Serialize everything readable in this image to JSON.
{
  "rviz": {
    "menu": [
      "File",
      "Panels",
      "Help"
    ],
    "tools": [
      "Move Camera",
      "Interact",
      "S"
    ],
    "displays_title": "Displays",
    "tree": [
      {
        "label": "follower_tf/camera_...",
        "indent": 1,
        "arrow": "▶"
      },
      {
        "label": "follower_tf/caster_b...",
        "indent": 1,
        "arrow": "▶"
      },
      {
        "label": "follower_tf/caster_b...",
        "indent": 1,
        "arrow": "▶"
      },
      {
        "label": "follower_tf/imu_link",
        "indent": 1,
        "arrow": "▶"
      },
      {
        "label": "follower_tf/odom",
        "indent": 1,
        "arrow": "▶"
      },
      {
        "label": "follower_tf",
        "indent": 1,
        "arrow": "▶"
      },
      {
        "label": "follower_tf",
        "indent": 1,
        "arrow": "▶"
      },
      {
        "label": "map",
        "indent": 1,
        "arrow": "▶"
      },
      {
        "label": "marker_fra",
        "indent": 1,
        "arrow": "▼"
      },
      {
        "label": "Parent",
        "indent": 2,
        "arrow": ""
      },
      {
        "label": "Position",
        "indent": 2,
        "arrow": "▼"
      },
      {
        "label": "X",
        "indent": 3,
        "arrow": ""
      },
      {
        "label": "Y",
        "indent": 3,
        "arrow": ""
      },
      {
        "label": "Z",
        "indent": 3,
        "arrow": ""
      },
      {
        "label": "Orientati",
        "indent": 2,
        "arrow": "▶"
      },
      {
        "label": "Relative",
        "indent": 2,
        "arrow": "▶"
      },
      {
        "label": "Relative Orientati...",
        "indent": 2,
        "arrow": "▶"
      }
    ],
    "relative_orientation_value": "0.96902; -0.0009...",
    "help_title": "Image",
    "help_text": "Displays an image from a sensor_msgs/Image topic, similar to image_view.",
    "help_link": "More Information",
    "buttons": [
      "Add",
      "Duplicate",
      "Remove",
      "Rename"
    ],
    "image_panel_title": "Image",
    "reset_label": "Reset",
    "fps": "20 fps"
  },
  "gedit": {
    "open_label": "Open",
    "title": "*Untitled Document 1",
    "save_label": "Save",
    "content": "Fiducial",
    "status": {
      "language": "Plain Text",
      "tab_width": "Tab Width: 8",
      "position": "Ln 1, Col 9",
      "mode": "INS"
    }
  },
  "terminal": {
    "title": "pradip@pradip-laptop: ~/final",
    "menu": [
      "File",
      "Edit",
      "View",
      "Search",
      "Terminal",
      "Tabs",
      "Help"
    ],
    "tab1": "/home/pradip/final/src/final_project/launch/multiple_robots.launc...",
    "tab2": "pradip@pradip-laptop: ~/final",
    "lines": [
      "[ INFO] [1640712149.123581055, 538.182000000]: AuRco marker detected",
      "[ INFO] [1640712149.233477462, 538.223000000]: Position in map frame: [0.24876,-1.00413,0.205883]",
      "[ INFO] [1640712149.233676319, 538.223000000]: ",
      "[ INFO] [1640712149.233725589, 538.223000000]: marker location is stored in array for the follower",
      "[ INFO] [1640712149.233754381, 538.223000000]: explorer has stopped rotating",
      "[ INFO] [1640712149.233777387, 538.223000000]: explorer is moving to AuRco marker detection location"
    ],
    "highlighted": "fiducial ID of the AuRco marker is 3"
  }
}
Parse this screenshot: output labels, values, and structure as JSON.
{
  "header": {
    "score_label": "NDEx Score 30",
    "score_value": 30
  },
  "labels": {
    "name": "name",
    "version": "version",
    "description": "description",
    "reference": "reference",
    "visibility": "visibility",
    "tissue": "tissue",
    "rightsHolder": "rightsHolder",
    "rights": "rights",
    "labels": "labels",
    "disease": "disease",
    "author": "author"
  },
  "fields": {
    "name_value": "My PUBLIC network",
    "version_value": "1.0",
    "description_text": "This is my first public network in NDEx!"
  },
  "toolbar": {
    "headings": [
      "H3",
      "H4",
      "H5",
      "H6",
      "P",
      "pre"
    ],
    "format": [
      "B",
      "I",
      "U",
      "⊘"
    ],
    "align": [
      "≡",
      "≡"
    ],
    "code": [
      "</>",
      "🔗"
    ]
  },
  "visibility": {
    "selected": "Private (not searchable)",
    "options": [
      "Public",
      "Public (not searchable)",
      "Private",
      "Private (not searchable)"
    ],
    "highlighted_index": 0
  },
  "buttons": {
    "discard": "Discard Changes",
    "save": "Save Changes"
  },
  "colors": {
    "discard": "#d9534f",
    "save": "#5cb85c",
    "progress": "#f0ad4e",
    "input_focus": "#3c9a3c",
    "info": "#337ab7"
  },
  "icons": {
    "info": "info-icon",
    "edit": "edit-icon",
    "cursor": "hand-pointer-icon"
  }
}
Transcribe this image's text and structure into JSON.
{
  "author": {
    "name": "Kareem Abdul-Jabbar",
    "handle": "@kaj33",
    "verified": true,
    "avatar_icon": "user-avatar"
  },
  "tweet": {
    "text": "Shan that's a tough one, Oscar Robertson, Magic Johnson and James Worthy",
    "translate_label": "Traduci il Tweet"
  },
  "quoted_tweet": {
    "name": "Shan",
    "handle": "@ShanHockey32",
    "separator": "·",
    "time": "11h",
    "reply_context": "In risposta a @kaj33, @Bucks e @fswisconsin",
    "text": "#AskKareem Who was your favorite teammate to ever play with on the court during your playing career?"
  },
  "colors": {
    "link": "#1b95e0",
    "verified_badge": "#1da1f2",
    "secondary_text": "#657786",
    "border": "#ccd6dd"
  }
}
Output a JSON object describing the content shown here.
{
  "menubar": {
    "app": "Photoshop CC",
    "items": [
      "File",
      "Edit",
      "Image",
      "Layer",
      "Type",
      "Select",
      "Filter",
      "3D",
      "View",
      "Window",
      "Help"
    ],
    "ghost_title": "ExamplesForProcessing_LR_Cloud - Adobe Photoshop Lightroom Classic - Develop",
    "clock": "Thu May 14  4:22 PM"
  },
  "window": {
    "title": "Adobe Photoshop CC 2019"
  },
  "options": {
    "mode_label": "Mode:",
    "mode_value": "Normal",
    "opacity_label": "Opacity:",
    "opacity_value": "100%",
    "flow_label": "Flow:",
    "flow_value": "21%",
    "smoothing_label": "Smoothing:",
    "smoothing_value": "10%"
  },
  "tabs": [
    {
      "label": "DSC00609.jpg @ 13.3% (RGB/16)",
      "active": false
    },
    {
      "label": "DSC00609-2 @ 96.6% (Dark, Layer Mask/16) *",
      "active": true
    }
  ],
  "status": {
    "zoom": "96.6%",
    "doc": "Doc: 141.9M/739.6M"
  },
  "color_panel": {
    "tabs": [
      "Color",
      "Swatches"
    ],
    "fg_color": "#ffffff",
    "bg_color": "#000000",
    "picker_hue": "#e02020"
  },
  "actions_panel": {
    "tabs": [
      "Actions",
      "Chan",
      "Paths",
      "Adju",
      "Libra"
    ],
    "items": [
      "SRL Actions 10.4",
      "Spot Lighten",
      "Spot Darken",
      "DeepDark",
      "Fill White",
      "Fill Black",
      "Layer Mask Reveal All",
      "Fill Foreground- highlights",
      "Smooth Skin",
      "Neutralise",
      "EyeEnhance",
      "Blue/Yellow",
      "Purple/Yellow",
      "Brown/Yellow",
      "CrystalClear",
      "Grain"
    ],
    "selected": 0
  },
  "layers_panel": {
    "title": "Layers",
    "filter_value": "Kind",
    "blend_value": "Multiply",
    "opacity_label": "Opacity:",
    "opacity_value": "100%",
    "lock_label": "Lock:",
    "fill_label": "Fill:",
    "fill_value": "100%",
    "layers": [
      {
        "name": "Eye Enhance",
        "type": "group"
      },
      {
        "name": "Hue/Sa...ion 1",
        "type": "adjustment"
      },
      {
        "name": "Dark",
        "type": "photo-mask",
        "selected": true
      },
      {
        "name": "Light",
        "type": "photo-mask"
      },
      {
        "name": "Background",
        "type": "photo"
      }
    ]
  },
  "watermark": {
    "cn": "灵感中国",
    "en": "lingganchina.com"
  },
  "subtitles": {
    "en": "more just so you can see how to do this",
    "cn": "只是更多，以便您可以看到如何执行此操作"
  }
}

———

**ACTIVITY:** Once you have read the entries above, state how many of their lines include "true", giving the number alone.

**WRITTEN RESPONSE:** 3